The sheath Ian wears is an example of Cherokee → European transfer but the knife itself is amalgamation in a different direction, European → Cherokee. In fact many of the items we see the Cherokee wearing are also examples of this cultural amalgamation. Look again at the two Cherokee costumes above, the red fabric in both also came from the English, this is “stroud cloth,” a cheap trade fabric that was exchanged for Cherokee goods.
Another example of European → Cherokee Amalgamation is this blue rifle that showed up in ep. 406, Blood of My Blood.
They are blue to indicate that they are trade goods. The First Nations actors were impressed that this detail was included in the show.
And let’s not forget this scene, as Claire and Adawehi share their respective cultural information about medicines and healing, it’s more paint transfer of the best kind – helpful, healing knowledge that will benefit both cultures. It’s also two-way amalgamation. I don’t know about you but I loved this scene.
Back with Ian, we see these decorative rings on almost every costume. When they first appeared I wondered what they were. Did they signify a brave act? A person killed? A life saved? And then they showed up on Ian – what were these things? The short answer is that they are “trade rings,” another type of cheap British trinket used for decoration (although I still prefer to think they mean something more sinister :D) But the long answer is that they’re an example of circular amalgamation – the Cherokee took English goods and adapted them into their costume/culture, but when Ian adds them to his costume he sees it as adopting Cherokee custom and culture so the British goods becomes Cherokee decoration which is adopted by the British man, so cool. It’s a complex concept contained in a simple thing and the Outlander costume department captured that flawlessly.
These little rings were valuable to the Cherokee because before the arrival of the Europeans copper was the only metal available in their territory. The novelty of silver made them a desired item. And all of that leads us to….Ian’s silver armband.
Again we see European → Cherokee → European cultural transfer. The Cherokee take the silver and adapt it as jewelry, adding symbols of their tribe or clan to make it their own and Ian takes the finished product as a symbol of the Cherokee culture he was adopting.

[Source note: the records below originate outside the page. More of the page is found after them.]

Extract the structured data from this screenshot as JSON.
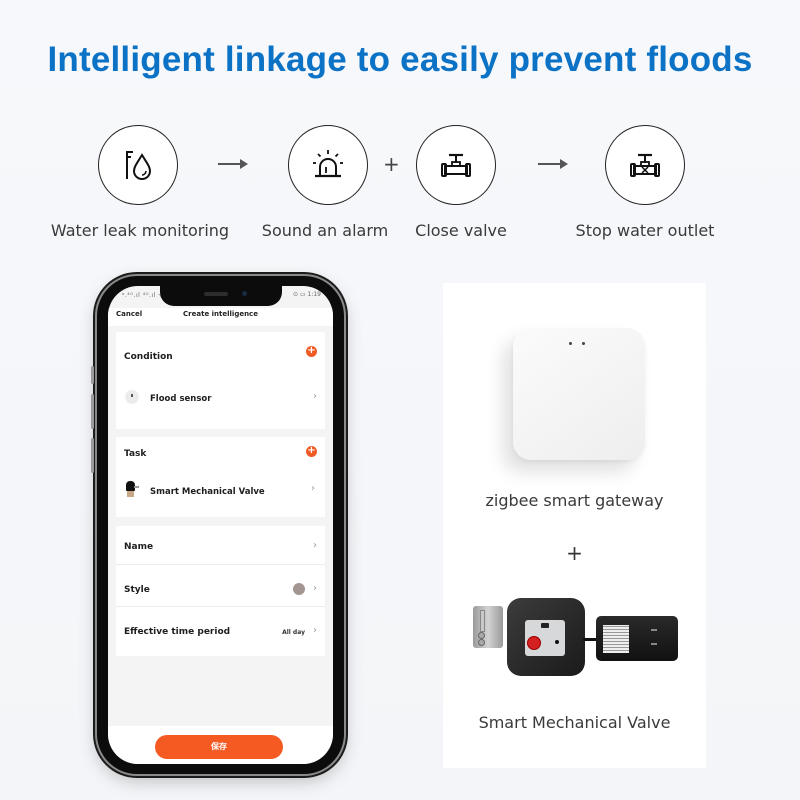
{
  "headline": "Intelligent linkage to easily prevent floods",
  "steps": [
    {
      "icon": "water-leak-sensor-icon",
      "label": "Water leak monitoring"
    },
    {
      "icon": "alarm-light-icon",
      "label": "Sound an alarm"
    },
    {
      "icon": "valve-icon",
      "label": "Close valve"
    },
    {
      "icon": "valve-closed-icon",
      "label": "Stop water outlet"
    }
  ],
  "connectors": [
    "→",
    "+",
    "→"
  ],
  "phone": {
    "status_bar": {
      "left": "ᵃ.⁴ᴳ.ıl ⁴ᴳ.ıl ᯤ",
      "right": "⊙ ▭ 1:19"
    },
    "header": {
      "cancel_label": "Cancel",
      "title": "Create intelligence"
    },
    "condition": {
      "label": "Condition",
      "add_icon": "+",
      "item": "Flood sensor"
    },
    "task": {
      "label": "Task",
      "add_icon": "+",
      "item": "Smart Mechanical Valve"
    },
    "settings": [
      {
        "label": "Name",
        "value": ""
      },
      {
        "label": "Style",
        "value": ""
      },
      {
        "label": "Effective time period",
        "value": "All day"
      }
    ],
    "style_color": "#a39590",
    "chevron": "›",
    "save_label": "保存",
    "accent": "#f45a22"
  },
  "products": {
    "gateway_caption": "zigbee smart gateway",
    "plus": "+",
    "valve_caption": "Smart Mechanical Valve"
  }
}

Here’s another shot of that armband as well as the two bags Ian uses. One appears to be woven fabric with quill decoration and one is leather, possibly with beading. Cherokee → European amalgamation. It also seems to me that Ian is rocking a tan in these later episodes, a visible reminder of his new outdoor lifestyle?
Lastly, we see that Ian has also changed his footwear – boots exchanged for buckskin leggings, decorated knee ties/garters, and leather moccasins.
We know by pictures from episode 413 that the transformation is not yet complete. Ian will continue his amalgamation until it is complete (and with a very significant change still to come.)
The visual story these costumes tell is a rich one, and one that I feel Terry D and her crew need to be recognized for. Any designer can create a costume but it takes a very special one to tell a story while doing so. Kudos to her and her team.
CYNTHIA GENTIT – Cynthia is a guest Sassenach Sisterhood blogger whose love of Outlander began with the show and quickly spread to all things Outlander. When she’s not an Obsassenach she’s tracing her own Highland roots, enjoying the beauty of north Georgia and finding/selling unique antique and vintage items. Find her on FB @AToBVintage, on Etsy under A Thing of Beauty Vintage or at www.CherishTheOld.com